◆ **EXERCISE INSTRUCTIONS**:
Repeat the records below in their entirety, exactly.

◆ **DATA FOR PROCESSING**:
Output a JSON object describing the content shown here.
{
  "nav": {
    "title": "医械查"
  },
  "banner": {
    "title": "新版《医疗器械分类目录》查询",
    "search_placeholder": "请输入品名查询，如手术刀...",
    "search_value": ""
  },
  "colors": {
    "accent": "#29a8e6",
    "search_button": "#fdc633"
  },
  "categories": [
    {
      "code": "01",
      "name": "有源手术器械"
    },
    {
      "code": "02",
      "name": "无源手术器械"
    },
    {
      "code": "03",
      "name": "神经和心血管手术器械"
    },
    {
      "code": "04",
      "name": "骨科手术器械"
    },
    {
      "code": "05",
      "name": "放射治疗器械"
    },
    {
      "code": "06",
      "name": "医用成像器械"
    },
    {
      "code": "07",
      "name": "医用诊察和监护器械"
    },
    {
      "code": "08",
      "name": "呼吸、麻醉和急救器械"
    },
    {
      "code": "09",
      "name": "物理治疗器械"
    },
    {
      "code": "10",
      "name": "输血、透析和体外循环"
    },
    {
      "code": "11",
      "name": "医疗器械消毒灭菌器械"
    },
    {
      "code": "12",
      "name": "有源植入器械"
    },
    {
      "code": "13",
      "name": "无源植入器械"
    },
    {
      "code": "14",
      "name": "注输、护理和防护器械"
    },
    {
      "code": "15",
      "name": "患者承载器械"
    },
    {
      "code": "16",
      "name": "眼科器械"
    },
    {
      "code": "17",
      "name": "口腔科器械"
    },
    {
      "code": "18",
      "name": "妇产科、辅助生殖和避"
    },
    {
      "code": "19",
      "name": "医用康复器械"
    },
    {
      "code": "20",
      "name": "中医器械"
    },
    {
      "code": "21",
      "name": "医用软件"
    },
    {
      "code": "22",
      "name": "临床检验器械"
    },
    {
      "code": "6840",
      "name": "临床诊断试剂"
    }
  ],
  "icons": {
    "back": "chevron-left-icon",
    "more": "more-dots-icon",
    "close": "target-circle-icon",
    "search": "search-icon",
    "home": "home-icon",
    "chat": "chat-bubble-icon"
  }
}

◆ **ANSWER BELOW**:
Output a JSON object describing the content shown here.
{
  "nav": {
    "title": "医械查"
  },
  "banner": {
    "title": "新版《医疗器械分类目录》查询",
    "search_placeholder": "请输入品名查询，如手术刀...",
    "search_value": ""
  },
  "colors": {
    "accent": "#29a8e6",
    "search_button": "#fdc633"
  },
  "categories": [
    {
      "code": "01",
      "name": "有源手术器械"
    },
    {
      "code": "02",
      "name": "无源手术器械"
    },
    {
      "code": "03",
      "name": "神经和心血管手术器械"
    },
    {
      "code": "04",
      "name": "骨科手术器械"
    },
    {
      "code": "05",
      "name": "放射治疗器械"
    },
    {
      "code": "06",
      "name": "医用成像器械"
    },
    {
      "code": "07",
      "name": "医用诊察和监护器械"
    },
    {
      "code": "08",
      "name": "呼吸、麻醉和急救器械"
    },
    {
      "code": "09",
      "name": "物理治疗器械"
    },
    {
      "code": "10",
      "name": "输血、透析和体外循环"
    },
    {
      "code": "11",
      "name": "医疗器械消毒灭菌器械"
    },
    {
      "code": "12",
      "name": "有源植入器械"
    },
    {
      "code": "13",
      "name": "无源植入器械"
    },
    {
      "code": "14",
      "name": "注输、护理和防护器械"
    },
    {
      "code": "15",
      "name": "患者承载器械"
    },
    {
      "code": "16",
      "name": "眼科器械"
    },
    {
      "code": "17",
      "name": "口腔科器械"
    },
    {
      "code": "18",
      "name": "妇产科、辅助生殖和避"
    },
    {
      "code": "19",
      "name": "医用康复器械"
    },
    {
      "code": "20",
      "name": "中医器械"
    },
    {
      "code": "21",
      "name": "医用软件"
    },
    {
      "code": "22",
      "name": "临床检验器械"
    },
    {
      "code": "6840",
      "name": "临床诊断试剂"
    }
  ],
  "icons": {
    "back": "chevron-left-icon",
    "more": "more-dots-icon",
    "close": "target-circle-icon",
    "search": "search-icon",
    "home": "home-icon",
    "chat": "chat-bubble-icon"
  }
}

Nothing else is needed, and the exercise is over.